Hospitality Business Magazine

Auckland targeted rate validity questioned

Hospitality New Zealand is questioning the validity of the Auckland Council’s proposed targeted rate on commercial accommodation, suggesting it does not meet the core criteria required under the Local Government Act 2002 or the Council’s own Revenue and Financing Policy.

“In the targeted rate proposal document, prepared by the Council, it has identified that for a targeted rate to be introduced there are three core considerations that must be taken into account.” says Rachael Shadbolt, GM Accommodation for Hospitality New Zealand.  “We do not feel that the Council has met these criteria and, as a result, the targeted rate should be shelved”.

The three criteria as set out in the proposal document are:

  • Connection between who would pay the rate and who is receiving benefits from the services to be funded.
  • Impact of the rate for those paying it, affordability.
  • Administrative practicality, administrative costs and legality.

“The affordability factor is our greatest concern as the addition of these targeted rates, on top of current general rates, represents 150% to 300% increases in rates for our Auckland accommodation members.  For a hotel, this could be in the realms of $900,000 off the bottom line.  For motels, which are often husband and wife teams, this is the difference between taking a wage from the business or not.”

“One of our motel members is facing a 290% increase in their rates, a reduction in income of $27,000 per annum and, alarmingly, an estimated reduction in business value of around $100,000.  That doesn’t sound very affordable, does it?”

“The connection between who is paying the rate and who is receiving the benefits is also questionable.  Auckland commercial accommodation providers enjoy only 10% of the Auckland visitor spend.  The other 90% is spread across food and beverage, passenger transport, cultural, recreational and gambling, tourism and retail.  Also, it does not take into account accommodation providers like AirBnB, Bookabach, etc, who benefit from the visitor economy but are not included in the targeted rate”.

A question has been raised by operators on the outskirts of Auckland, who are also being targeted, about the benefits ATEED delivers to them.  The money raised from the targeted rate would be put towards funding ATEED’s $27.8 million visitor promotion activity.

Carol Murphy from BK’s Counties Motor Lodge says, “Being in Pukekohe, half the time we don’t even feature on Auckland maps or area information, we pay tolls to ring Auckland and no longer have a bus service.  How can they say that we benefit from the promotion ATEED does, when we are barely considered part of Auckland?”

Ms Shadbolt said, “The final factor is administrative practicality, costs and legality and that has highlighted all sorts of issues.  The biggest is actually nailing down who owns the building and who pays the rates”.

The targeted rate is based on the capital value(CV) of the building and has no direct link to the visitor the rate is suggested to be targeting.

“For motels, most of which are leased, the rates burden generally falls to the motelier”, she said.  “In hotels, the properties can be owned or leased in a number of ways.  There is a good chance some of these lease agreements mean the building or apartment owner is the rate payer, not the hotel or apartment hotel.  Effectively the Council is targeting the building owner or the property investor.  In this case, there is no connection between the rate payer and the visitor, so they have no way of passing on the targeted rate”.

The Council has asserted that it assumes the targeted rate will be passed on to the visitor.

“Again, the administrative practicality of passing the rate on comes into question.  Many operators have contracted rates which means the room rates are set for a certain length of time and the targeted rate cannot be passed on to those clients.
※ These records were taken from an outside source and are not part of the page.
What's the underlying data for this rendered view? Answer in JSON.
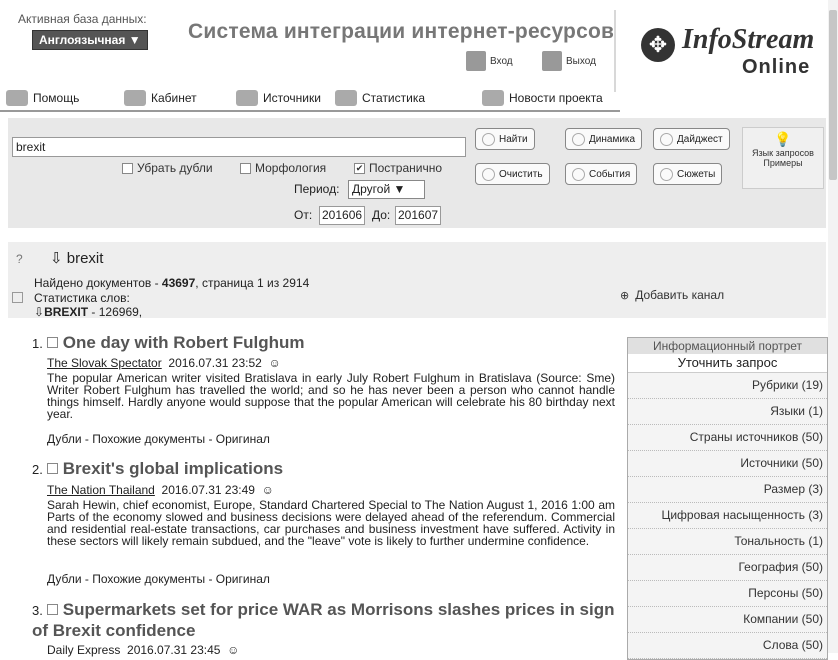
{
  "header": {
    "db_label": "Активная база данных:",
    "db_value": "Англоязычная ▼",
    "title": "Система интеграции интернет-ресурсов",
    "login": "Вход",
    "logout": "Выход",
    "logo_line1": "InfoStream",
    "logo_line2": "Online"
  },
  "nav": [
    "Помощь",
    "Кабинет",
    "Источники",
    "Статистика",
    "Новости проекта"
  ],
  "search": {
    "query": "brexit",
    "opt_dedup": "Убрать дубли",
    "opt_morph": "Морфология",
    "opt_paged": "Постранично",
    "paged_check": "✔",
    "period_label": "Период:",
    "period_value": "Другой ▼",
    "from_label": "От:",
    "from_value": "201606",
    "to_label": "До:",
    "to_value": "201607",
    "buttons": {
      "find": "Найти",
      "dynamics": "Динамика",
      "digest": "Дайджест",
      "clear": "Очистить",
      "events": "События",
      "plots": "Сюжеты"
    },
    "lang_help": "Язык запросов Примеры"
  },
  "results_header": {
    "query": "brexit",
    "found_prefix": "Найдено документов - ",
    "found_count": "43697",
    "found_suffix": ", страница 1 из 2914",
    "stats_label": "Статистика слов:",
    "word": "BREXIT",
    "word_count": " - 126969,",
    "add_channel": "Добавить канал"
  },
  "results": [
    {
      "num": "1.",
      "title": "One day with Robert Fulghum",
      "source": "The Slovak Spectator",
      "date": "2016.07.31 23:52",
      "snippet": "The popular American writer visited Bratislava in early July Robert Fulghum in Bratislava (Source: Sme) Writer Robert Fulghum has travelled the world; and so he has never been a person who cannot handle things himself. Hardly anyone would suppose that the popular American will celebrate his 80 birthday next year.",
      "links": "Дубли - Похожие документы - Оригинал"
    },
    {
      "num": "2.",
      "title": "Brexit's global implications",
      "source": "The Nation Thailand",
      "date": "2016.07.31 23:49",
      "snippet": "Sarah Hewin, chief economist, Europe, Standard Chartered Special to The Nation August 1, 2016 1:00 am Parts of the economy slowed and business decisions were delayed ahead of the referendum. Commercial and residential real-estate transactions, car purchases and business investment have suffered. Activity in these sectors will likely remain subdued, and the \"leave\" vote is likely to further undermine confidence.",
      "links": "Дубли - Похожие документы - Оригинал"
    },
    {
      "num": "3.",
      "title": "Supermarkets set for price WAR as Morrisons slashes prices in sign of Brexit confidence",
      "source": "Daily Express",
      "date": "2016.07.31 23:45"
    }
  ],
  "side": {
    "header": "Информационный портрет",
    "refine": "Уточнить запрос",
    "rows": [
      "Рубрики (19)",
      "Языки (1)",
      "Страны источников (50)",
      "Источники (50)",
      "Размер (3)",
      "Цифровая насыщенность (3)",
      "Тональность (1)",
      "География (50)",
      "Персоны (50)",
      "Компании (50)",
      "Слова (50)"
    ]
  }
}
Additionally, just adding $6 onto a rate isn’t generally entered into lightly as it can have an impact on the market, particularly for price sensitive sectors like backpackers where they will walk the length of Queens Street to save a dollar on room rate”.

“Advice from the Commerce Commission has been that hotels and other accommodation providers must not discuss whether or not they put the targeted rate onto the guests’ bill because that could be in breach of the Commerce Act.  So, we have the Council saying just add it on and the Commerce Commission saying tread carefully.”

“We believe the targeted rate hasn’t been well thought through, it doesn’t meet the core criteria set out by Local Government or the Council and it needs to be shelved.  The preference is for a national discussion about a visitor levy or tax and we would support Auckland Council in getting those national discussions on the table as quickly as possible.” she said.